*** Opening DATASET EXCERPTS ***

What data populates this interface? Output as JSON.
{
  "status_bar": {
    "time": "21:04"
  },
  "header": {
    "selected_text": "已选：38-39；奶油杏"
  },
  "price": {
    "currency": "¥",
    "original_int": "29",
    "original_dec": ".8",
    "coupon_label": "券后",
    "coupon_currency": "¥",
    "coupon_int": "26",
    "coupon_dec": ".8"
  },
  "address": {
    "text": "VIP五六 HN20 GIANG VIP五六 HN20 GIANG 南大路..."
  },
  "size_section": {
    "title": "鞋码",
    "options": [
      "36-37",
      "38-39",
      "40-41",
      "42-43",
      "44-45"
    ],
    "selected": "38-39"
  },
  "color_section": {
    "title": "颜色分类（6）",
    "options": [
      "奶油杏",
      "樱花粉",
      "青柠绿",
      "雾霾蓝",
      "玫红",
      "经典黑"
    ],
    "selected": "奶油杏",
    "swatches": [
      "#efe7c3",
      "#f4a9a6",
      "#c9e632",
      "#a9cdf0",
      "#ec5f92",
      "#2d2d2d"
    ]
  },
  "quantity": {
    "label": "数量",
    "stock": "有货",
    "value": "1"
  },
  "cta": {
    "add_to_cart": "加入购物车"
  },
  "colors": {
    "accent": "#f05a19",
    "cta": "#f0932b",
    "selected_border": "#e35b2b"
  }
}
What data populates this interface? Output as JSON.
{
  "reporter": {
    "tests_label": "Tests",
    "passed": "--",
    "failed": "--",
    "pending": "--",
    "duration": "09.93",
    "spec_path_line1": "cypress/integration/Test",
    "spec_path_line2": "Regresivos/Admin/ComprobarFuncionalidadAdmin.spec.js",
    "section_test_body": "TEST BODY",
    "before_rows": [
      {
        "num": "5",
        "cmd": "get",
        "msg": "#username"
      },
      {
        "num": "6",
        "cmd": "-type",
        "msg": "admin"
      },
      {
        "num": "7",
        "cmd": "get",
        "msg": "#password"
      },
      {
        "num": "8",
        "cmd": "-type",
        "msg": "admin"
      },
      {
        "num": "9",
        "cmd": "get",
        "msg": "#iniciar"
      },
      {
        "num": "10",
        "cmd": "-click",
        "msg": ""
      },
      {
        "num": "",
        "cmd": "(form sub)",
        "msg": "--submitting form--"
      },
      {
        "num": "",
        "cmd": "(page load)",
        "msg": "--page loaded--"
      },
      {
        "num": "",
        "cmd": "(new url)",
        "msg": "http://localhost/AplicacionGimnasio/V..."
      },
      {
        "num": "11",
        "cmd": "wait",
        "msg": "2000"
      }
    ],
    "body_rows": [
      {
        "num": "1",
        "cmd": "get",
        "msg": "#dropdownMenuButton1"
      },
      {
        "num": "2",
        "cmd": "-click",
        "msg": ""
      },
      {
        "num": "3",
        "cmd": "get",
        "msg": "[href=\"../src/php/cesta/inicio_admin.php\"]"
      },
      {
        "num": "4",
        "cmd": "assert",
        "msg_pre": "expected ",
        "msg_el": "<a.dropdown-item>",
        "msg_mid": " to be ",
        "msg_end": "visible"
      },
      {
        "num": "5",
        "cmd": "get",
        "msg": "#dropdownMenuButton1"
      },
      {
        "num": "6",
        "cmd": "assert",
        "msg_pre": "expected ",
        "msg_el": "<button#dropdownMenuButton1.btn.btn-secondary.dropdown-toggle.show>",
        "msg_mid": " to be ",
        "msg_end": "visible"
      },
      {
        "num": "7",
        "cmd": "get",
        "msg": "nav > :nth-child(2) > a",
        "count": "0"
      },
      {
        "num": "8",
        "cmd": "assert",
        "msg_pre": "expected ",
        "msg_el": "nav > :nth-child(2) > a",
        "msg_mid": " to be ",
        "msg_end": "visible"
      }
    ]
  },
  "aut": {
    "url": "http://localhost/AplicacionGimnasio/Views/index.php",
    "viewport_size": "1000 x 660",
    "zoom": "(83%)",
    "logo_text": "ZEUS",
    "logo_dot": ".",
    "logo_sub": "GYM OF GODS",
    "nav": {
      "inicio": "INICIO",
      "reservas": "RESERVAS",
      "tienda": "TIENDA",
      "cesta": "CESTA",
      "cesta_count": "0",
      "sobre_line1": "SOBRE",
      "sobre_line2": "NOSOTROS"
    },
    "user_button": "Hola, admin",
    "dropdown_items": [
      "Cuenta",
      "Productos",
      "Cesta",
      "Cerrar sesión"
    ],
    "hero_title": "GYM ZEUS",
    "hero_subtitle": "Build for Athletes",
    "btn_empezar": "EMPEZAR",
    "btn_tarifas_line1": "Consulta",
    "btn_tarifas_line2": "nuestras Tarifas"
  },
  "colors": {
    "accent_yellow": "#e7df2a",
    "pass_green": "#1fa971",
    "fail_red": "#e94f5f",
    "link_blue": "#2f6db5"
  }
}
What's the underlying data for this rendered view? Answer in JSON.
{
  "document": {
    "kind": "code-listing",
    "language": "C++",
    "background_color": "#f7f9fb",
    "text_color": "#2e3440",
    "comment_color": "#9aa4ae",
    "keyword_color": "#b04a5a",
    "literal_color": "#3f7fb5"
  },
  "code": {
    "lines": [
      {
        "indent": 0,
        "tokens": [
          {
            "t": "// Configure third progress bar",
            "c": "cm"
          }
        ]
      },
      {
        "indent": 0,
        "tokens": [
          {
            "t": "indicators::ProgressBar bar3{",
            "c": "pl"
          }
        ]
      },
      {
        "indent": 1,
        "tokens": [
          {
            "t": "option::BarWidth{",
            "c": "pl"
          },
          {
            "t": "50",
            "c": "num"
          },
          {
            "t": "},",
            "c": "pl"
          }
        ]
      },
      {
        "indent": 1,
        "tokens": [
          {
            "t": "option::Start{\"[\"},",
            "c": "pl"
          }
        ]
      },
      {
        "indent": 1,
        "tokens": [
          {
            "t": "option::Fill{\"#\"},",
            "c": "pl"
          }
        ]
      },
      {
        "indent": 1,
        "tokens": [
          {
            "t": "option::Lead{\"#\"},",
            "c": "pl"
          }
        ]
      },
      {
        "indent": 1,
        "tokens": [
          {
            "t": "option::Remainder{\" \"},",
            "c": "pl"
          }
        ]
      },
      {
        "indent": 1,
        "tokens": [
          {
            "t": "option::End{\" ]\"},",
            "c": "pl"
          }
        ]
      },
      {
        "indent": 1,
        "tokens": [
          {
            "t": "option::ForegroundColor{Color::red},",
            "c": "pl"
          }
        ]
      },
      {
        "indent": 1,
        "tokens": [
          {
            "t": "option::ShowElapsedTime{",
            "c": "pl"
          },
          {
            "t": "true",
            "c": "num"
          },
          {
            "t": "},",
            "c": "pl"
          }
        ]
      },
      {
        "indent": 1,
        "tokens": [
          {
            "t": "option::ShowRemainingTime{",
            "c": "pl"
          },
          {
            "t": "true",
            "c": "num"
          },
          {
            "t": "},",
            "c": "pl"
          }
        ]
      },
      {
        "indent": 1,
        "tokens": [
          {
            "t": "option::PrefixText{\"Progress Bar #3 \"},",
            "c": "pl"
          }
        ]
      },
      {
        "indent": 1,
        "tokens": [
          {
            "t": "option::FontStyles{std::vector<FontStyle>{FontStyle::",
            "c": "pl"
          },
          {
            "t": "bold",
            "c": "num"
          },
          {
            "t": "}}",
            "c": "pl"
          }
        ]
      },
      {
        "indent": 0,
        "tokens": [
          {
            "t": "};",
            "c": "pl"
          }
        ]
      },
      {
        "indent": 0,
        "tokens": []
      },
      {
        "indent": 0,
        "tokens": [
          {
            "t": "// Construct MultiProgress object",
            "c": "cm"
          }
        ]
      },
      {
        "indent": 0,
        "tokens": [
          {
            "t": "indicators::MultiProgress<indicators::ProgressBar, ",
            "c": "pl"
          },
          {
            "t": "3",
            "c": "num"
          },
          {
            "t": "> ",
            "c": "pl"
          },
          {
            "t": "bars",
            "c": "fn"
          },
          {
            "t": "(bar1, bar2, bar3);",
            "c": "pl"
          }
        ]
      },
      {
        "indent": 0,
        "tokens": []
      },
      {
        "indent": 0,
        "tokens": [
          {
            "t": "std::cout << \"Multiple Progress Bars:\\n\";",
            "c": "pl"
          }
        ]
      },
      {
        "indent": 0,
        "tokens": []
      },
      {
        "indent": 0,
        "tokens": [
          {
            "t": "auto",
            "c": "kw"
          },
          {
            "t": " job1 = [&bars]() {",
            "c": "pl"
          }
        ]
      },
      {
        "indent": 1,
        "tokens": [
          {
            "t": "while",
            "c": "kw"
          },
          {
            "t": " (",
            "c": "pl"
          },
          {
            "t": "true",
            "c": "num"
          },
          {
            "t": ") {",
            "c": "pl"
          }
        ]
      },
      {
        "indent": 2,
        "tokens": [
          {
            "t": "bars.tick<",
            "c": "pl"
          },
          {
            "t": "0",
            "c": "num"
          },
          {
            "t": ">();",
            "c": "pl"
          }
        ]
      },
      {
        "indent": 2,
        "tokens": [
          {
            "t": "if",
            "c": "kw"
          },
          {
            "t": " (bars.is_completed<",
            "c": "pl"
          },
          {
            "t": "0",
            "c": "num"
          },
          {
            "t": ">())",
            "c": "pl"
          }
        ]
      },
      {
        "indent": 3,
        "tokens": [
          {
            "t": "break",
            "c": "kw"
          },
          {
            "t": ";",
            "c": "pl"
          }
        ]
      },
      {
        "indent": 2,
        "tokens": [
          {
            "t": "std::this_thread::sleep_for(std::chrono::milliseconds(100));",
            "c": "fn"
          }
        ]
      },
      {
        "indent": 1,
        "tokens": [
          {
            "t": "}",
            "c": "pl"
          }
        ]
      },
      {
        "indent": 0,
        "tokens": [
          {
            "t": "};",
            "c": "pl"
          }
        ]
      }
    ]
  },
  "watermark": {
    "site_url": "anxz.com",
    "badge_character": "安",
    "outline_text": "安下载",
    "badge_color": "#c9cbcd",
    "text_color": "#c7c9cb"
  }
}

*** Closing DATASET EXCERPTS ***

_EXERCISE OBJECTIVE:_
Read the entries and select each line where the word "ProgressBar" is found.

_PROBLEM SOLUTION:_
            "t": "indicators::ProgressBar bar3{",
            "t": "indicators::MultiProgress<indicators::ProgressBar, ",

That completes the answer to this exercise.